    Upload a family tree (GEDCOM format) or start one from scratch—once you've added at least the name of each person on your list, you can move them (along with the records you've saved and the information you've gathered) to your family tree.
  2. Move each person to the family tree you started
    Start by clicking the "move to tree" icon next to your "Person I'm Looking For". Then find the person in your tree that matches the person in your list. Review the details of the move, and you've done it.
  3. That's it!
    The Family Tree is a much more powerful tool for researching and organizing, but it is also much smarter when creating and alerting you to possible matching records on Ancestry.

Question: How do I Save Records to My Member Tree?

We have created a process that allows you to save a record you find on Ancestry to your member tree. If you are searching for records from within your member tree, click the "continue" button or the "attach" link. This takes you to a page that shows you how the information from the record will be combined with the information in your member tree.

Note: You can also save records to you tree that you find from a general search, and not from within your tree.

If you want to edit the way the information above is copied into your member tree click the "View advanced options" link.

You can choose how to add each new item found on this record into your family tree as a "preferred" fact, as an "alternate" fact, as just a source, or you can choose not to do anything with the information from the record.

  • Preferred Fact—this information will be displayed on your family tree and in charts you print
  • Alternate Fact—usually a conflicting or slightly different version of the information that you wish to maintain for reference
  • Add Source Only—the information is the same as what you already have in your tree and you wish to just add the source as supporting evidence
  • Don't Merge—ignore the new information and keep what you already have in your tree
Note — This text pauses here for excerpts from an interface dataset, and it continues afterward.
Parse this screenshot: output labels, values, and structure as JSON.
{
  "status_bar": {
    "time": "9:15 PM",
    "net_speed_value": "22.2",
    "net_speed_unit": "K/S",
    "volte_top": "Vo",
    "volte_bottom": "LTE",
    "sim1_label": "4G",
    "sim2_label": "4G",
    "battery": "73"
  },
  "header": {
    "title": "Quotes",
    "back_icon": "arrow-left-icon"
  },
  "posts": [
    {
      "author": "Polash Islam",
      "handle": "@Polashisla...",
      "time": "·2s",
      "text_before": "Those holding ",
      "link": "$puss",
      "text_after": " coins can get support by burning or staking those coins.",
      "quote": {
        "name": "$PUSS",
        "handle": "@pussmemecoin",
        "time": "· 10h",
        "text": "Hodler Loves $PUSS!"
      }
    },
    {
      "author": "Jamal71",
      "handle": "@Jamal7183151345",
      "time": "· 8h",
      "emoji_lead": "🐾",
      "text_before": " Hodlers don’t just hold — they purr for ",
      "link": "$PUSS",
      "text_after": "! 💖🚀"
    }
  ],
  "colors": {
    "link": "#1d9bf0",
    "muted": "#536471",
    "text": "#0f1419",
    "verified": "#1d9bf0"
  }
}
A source citation for the record will automatically be added to any information you choose to merge into your tree.

Question: I've got People in My Member Tree I can't See—Where are they?

It is possible to have individuals in your member tree that do not show up in the tree (pedigree) view. (For example, this might happen if you move an individual from your list of "People I'm Looking For" into your tree, but don't merge that individual with someone in your tree).

To view all the people in your member tree, click the "index" tab in your member tree.

Member Trees have 4 ways to view information in a family tree:

If you find yourself lost in your member tree, the "Home Person" link will take you back to familiar territory.

Question: Can I fix a relationship in my Member Tree?

It is possible to have individuals in your member tree that do not have a relationship indicated to the other people in the tree. (For example, this might happen if you move an individual from your list of "People I'm Looking For" into your tree, but don't merge that individual with someone in your tree).

You can add this person into the proper relationship by finding a person in the tree that is a son, daughter, spouse, or parent, then click the link that says "add father" or "add child." Near the top of the "add person" page is a link that says "Or select someone already in your tree". This link will let you select the person in your tree that fits in that relationship.

Question: Where is Ancestry World Tree?

All trees submitted to Ancestry World Tree (AWT) are still available in AWT. This is the link to search only AWT trees: http://www.ancestry.com/trees/awt/main.aspx. AWT submissions are also searched as part of the general tree search, but only when searching for "EXACT matches only".

Question: Can I change the Home Person in my Member Tree?

You can change the Home Person in the "manage tree" section for each of your member trees. Go to the "My Trees" section under the My Ancestry tab, and instead of clicking a tree, click the "manage tree" link next to the tree name. This section allows you to select a new Home Person, select private or public status, rename your tree, delete your tree, view the total number of people in the tree, and more.

Question: Can I combine multiple Member Trees?

At this time we do not have a way for you to combine multiple trees into one Member Tree.